Love at the lips was touch
As sweet as I could bear;
And once that seemed too much;
I lived on air
That crossed me from sweet things,
The flow of – was it musk
From hidden grapevine springs
Down hill at dusk?
I had the swirl and ache
From sprays of honeysuckle
That when they’re gathered shake
Dew on the knuckle.
I craved strong sweets, but those
Seemed strong when I was young;
The petal of the rose
It was that stung.
Now no joy but lacks salt
That is not dashed with pain
And weariness and fault;
I crave the stain
Of tears, the aftermark
Of almost too much love,
The sweet of bitter bark
And burning clove.
When stiff and sore and scarred
I take away my hand
From leaning on it hard
In grass and sand,
The hurt is not enough:
I long for weight and strength
To feel the earth as rough
To all my length.

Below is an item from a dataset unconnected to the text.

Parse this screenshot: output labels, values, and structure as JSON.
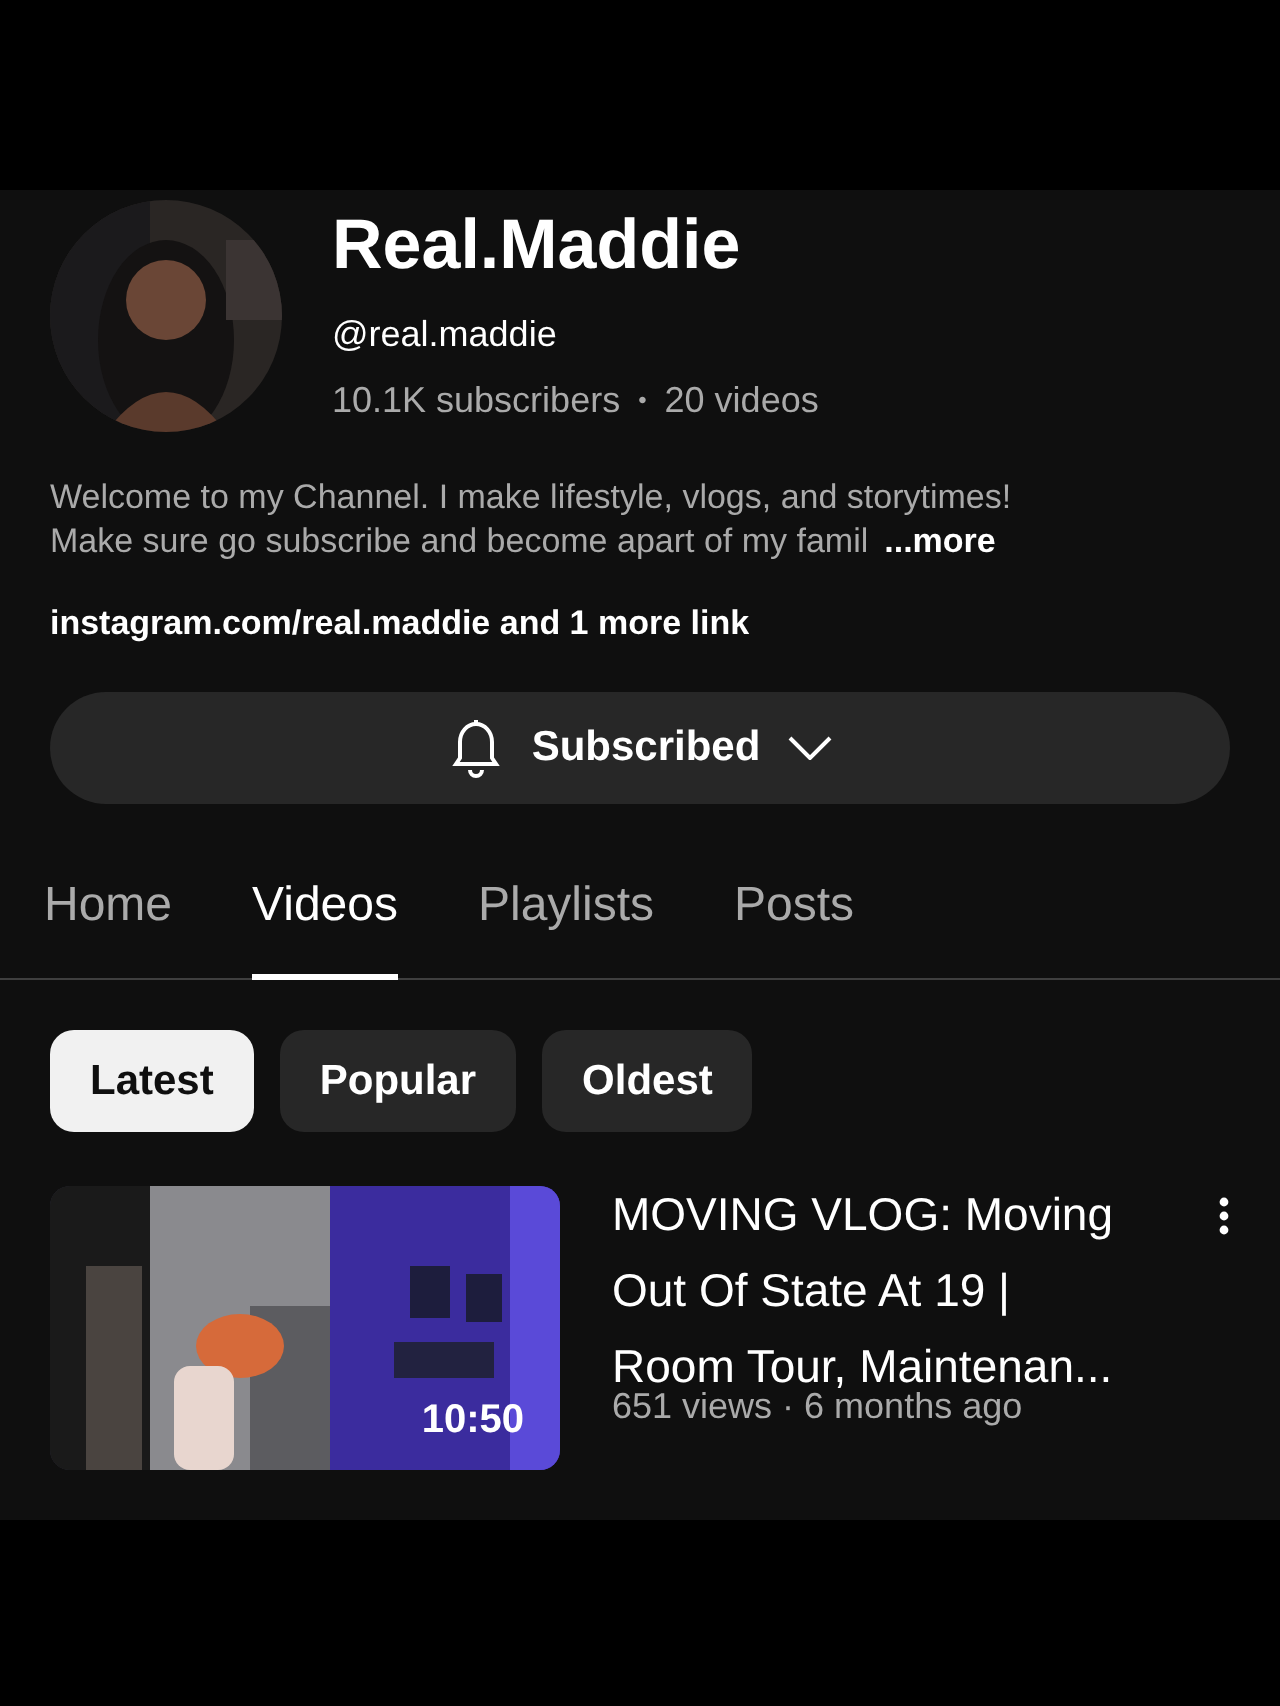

As delicate sensations diminish with age, Frost craves stronger and more painful feeling until, at the end of the poem, he wishes for death; Winters does not. Winters contrasts his youth with middle age — always earlier in those days than it is for us. (I’m counting on all those 146-year-old men to keep me middle-aged.) With the loss of sharpness of sense comes something else, especially for a writer who looks for meaning. In his youth he was a spectator — he said once that free verse was a state of mind. With age, he is a participant. His point comes home through a kind of synesthesia, a blending of the senses — the dove makes two different sounds, one in its cry, the other in flight. The repetition of soft and sweet sets the tone of the poem, as does the oxymoron “rich decay.” Winters said the brandy of the fallen fruit was no metaphor. “You could almost get drunk on the smell”:
A Summer Commentary
When I was young, with sharper sense,
The farthest insect cry I heard
Could stay me; through the trees, intense,
I watched the hunter and the bird.
Where is the meaning that I found?
Or was it but a state of mind,
Some old penumbra of the ground,
In which to be but not to find?
Now summer grasses, brown with heat,
Have crowded sweetness through the air;
The very roadside dust is sweet;
Even the unshadowed earth is fair.
The soft voice of the nesting dove,
And the dove in soft erratic flight
Like a rapid hand within a glove,
Caress the silence and the light.
Amid the rubble, the fallen fruit,
Fermenting in its rich decay,
Smears brandy on the trampling boot
And sends it sweeter on its way.
— And sends it sweeter on its way!
This seems to me, among other things, a great statement about the development of a man and of a style. It reminds me of Wynton Marsalis describing the late playing of Louis Armstrong: “The last refinement of form is simplicity.” Let’s leave it at that.
From a talk given at Claremont McKenna College.
April 17, 2013
Kenneth Fields teaches literature and poetry writing at Stanford; his latest book is Classic Rough News.